    }
    
  13. In our guiMain.cpp we need to add the following lines at the end of our main function:
        QGuiApplication app(argc, argv);
        MainApplication engine;
        engine.run();
        
        return app.exec();
    

    This initialises our QML application, calls our run function, then enters QT’s main loop.

  14. You will also need to add these two #includes, to the top of the guiMain.cpp file
    #include <QGuiApplication>
    #include <gui/MainApplication.hpp>
    
  15. We now have all the C++ code we need to run our first demo. All that remains is writing the actual QT code. Right click on the “resources” folder, and select “Add New.”
  16. In the New File window, select “Qt” and then “QML File (Qt Quick 2)”, and click “Choose.”
  17.  Call the file “window1” and finish.
  18. We want to create a window rather than an item, so change the qml file so it looks like this:
    import QtQuick 2.0
    import QtQuick.Window 2.2
    
    Window {
        id: window1
        visible: true
    
    }
    
  19. Now we will use the visual editor to add a simple image to the window. With the QML file open, click on the far left menu and select “Design” mode. You should get a view like this:
    QT Creator QML Design View
  20. From the left hand “QML Types” toolbox drag an image widget onto the canvas. You should see rectangle with “Image” written in it on your canvas.
    Qt Creator Design Window with an image added
  21. We need to add an image for it to use. To do this we need a resource file, so switch back to edit mode. Right click on the resources folder and select “Add New.”
  22. Select “Qt>Qt Resource File” and then click “Choose”
  23. Call the resource file “images,” and finish.
  24. This should open the resource file editor, first you need to add a new prefix. Select “add>New Prefix”
    QT Creator Resource File Editor: Select Add>Add Prefix
  25. Change the “prefix” to “/image”.
  26. We now want to add an image. Find an image file on your computer than is appropriate then click “Add Files” and navigate to it. If the file is outside your project, qt-creator will prompt you to save it to your resources folder, which is good. You should now have a view that looks like this:
    QT Creator Resource File Editor with an image added
  27. Switch back to the qml file and design view.

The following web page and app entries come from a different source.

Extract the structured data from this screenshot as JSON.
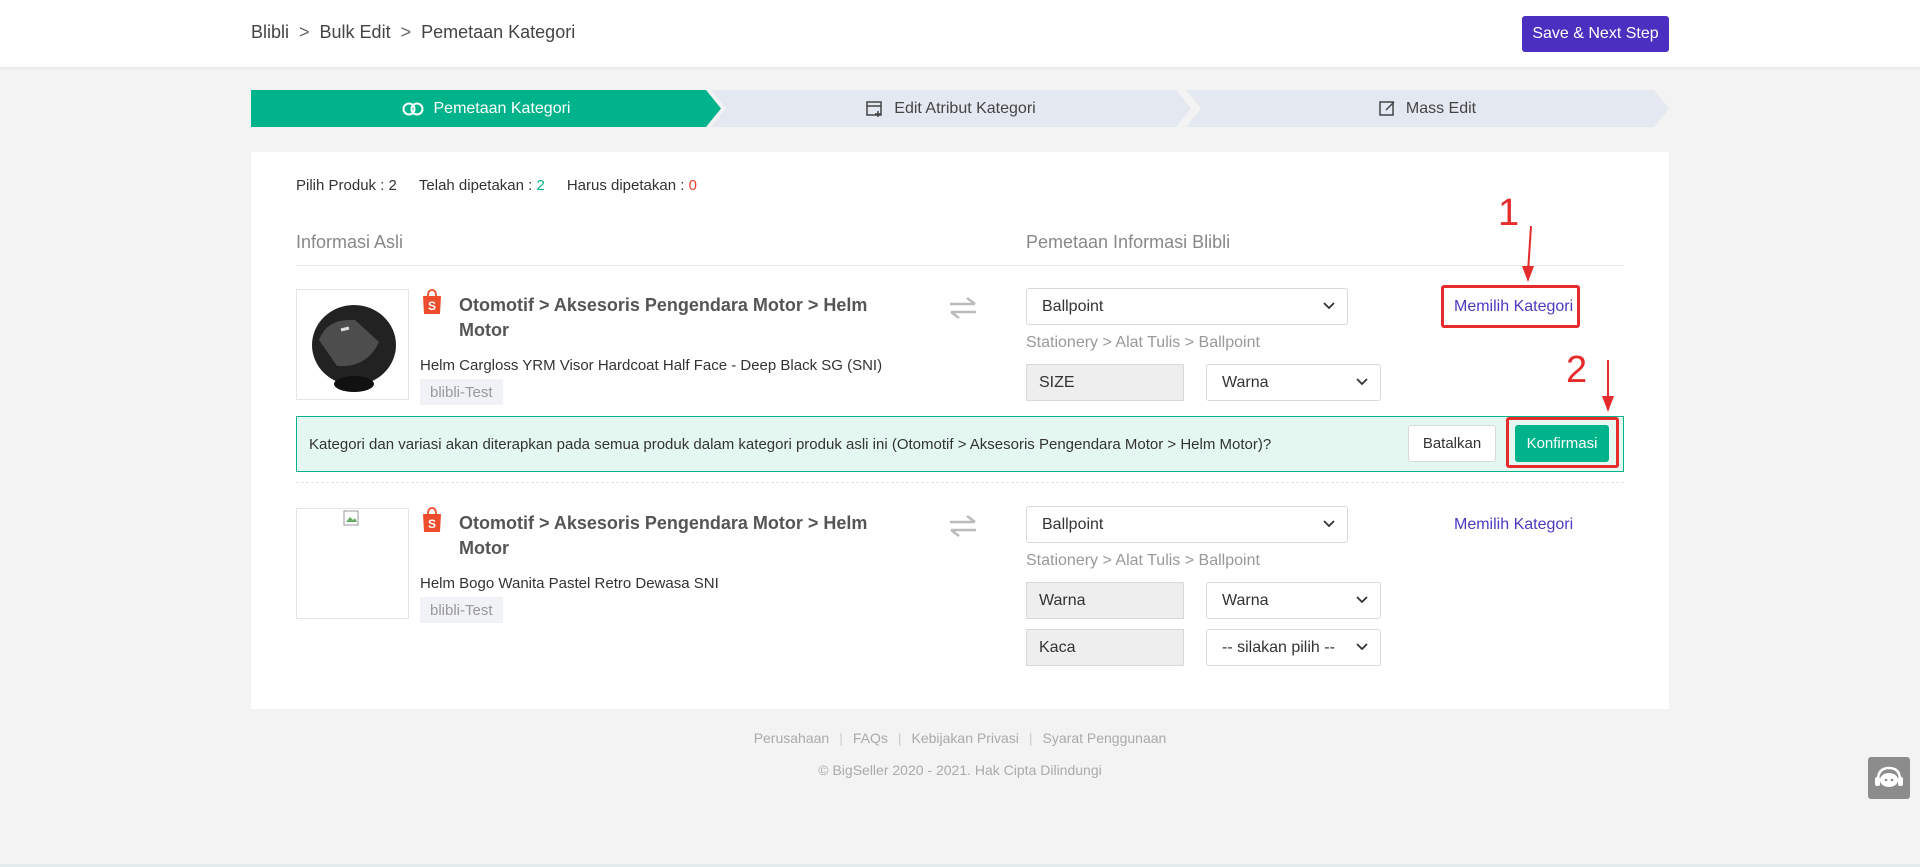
{
  "header": {
    "breadcrumb": [
      "Blibli",
      ">",
      "Bulk Edit",
      ">",
      "Pemetaan Kategori"
    ],
    "save_label": "Save & Next Step"
  },
  "steps": [
    {
      "label": "Pemetaan Kategori",
      "icon": "link-icon",
      "active": true
    },
    {
      "label": "Edit Atribut Kategori",
      "icon": "add-window-icon",
      "active": false
    },
    {
      "label": "Mass Edit",
      "icon": "edit-icon",
      "active": false
    }
  ],
  "stats": {
    "pilih_label": "Pilih Produk : 2",
    "dipetakan_label": "Telah dipetakan : ",
    "dipetakan_value": "2",
    "harus_label": "Harus dipetakan : ",
    "harus_value": "0"
  },
  "columns": {
    "left": "Informasi Asli",
    "right": "Pemetaan Informasi Blibli"
  },
  "products": [
    {
      "category_path": "Otomotif > Aksesoris Pengendara Motor > Helm Motor",
      "name": "Helm Cargloss YRM Visor Hardcoat Half Face - Deep Black SG (SNI)",
      "shop": "blibli-Test",
      "mapped_category": "Ballpoint",
      "mapped_path": "Stationery > Alat Tulis > Ballpoint",
      "attributes": [
        {
          "label": "SIZE",
          "value": "Warna"
        }
      ],
      "link": "Memilih Kategori"
    },
    {
      "category_path": "Otomotif > Aksesoris Pengendara Motor > Helm Motor",
      "name": "Helm Bogo Wanita Pastel Retro Dewasa SNI",
      "shop": "blibli-Test",
      "mapped_category": "Ballpoint",
      "mapped_path": "Stationery > Alat Tulis > Ballpoint",
      "attributes": [
        {
          "label": "Warna",
          "value": "Warna"
        },
        {
          "label": "Kaca",
          "value": "-- silakan pilih --"
        }
      ],
      "link": "Memilih Kategori"
    }
  ],
  "confirm": {
    "text": "Kategori dan variasi akan diterapkan pada semua produk dalam kategori produk asli ini (Otomotif > Aksesoris Pengendara Motor > Helm Motor)?",
    "cancel": "Batalkan",
    "confirm": "Konfirmasi"
  },
  "annotations": [
    "1",
    "2"
  ],
  "annotation_color": "#e52b2b",
  "accent_color": "#00b38a",
  "brand_color": "#4b2fc0",
  "footer": {
    "links": [
      "Perusahaan",
      "FAQs",
      "Kebijakan Privasi",
      "Syarat Penggunaan"
    ],
    "copyright": "© BigSeller 2020 - 2021. Hak Cipta Dilindungi"
  }
}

  28. Click the image, on the right hand side will be a drop down marked “source”, select the image you just added from it. (Note if the designer has auto filled this box but the image preview is not appearing you may need to select another image, and then reselect the one you want). I used the BLUEsat logo as my image:
    I used the BLUEsat logo for my example
  29. Now we just need to put the qml somewhere we can find it. As in steps 21 to 26, create a new resource file in the resources folder called qml and add the qml window1.qml to it under the “/” prefix.
  30. At this point you should be able to build your project. You can build using catkin_make as you normally would, or by clicking the build button in the bottom left corner of the ide.
  31. To run your ROS node you can either run it as you would normally from the command line using “rosrun”, or you can run it from the ide. To setup running it from the ide select “Project” from the left hand menu, then under “desktop” select run.
  32. Under the run heading, select “Add Run Step>rosrun step.” You should get a screen like this.new/prefix1QT Creator - Project settings screen
  33. Set the package to “gui”, and the target should auto fill with “gui” as well.
  34. Press run in the bottom left corner. You should get something like this (note: depending on where you places the image you may need to resize the window to see it). Important: as always with ROS, roscore needs to be running for nodes to start correctly. Window Displaying BLUEsat Logo
  35. You have a working gui application now, compiled with catkin and running a ROS Spin Loop at the appropriate loop, but this is a bit useless without using some information from other ROS nodes in the gui. In our next article, we will look at streaming video from ROS into Qt so stay tuned!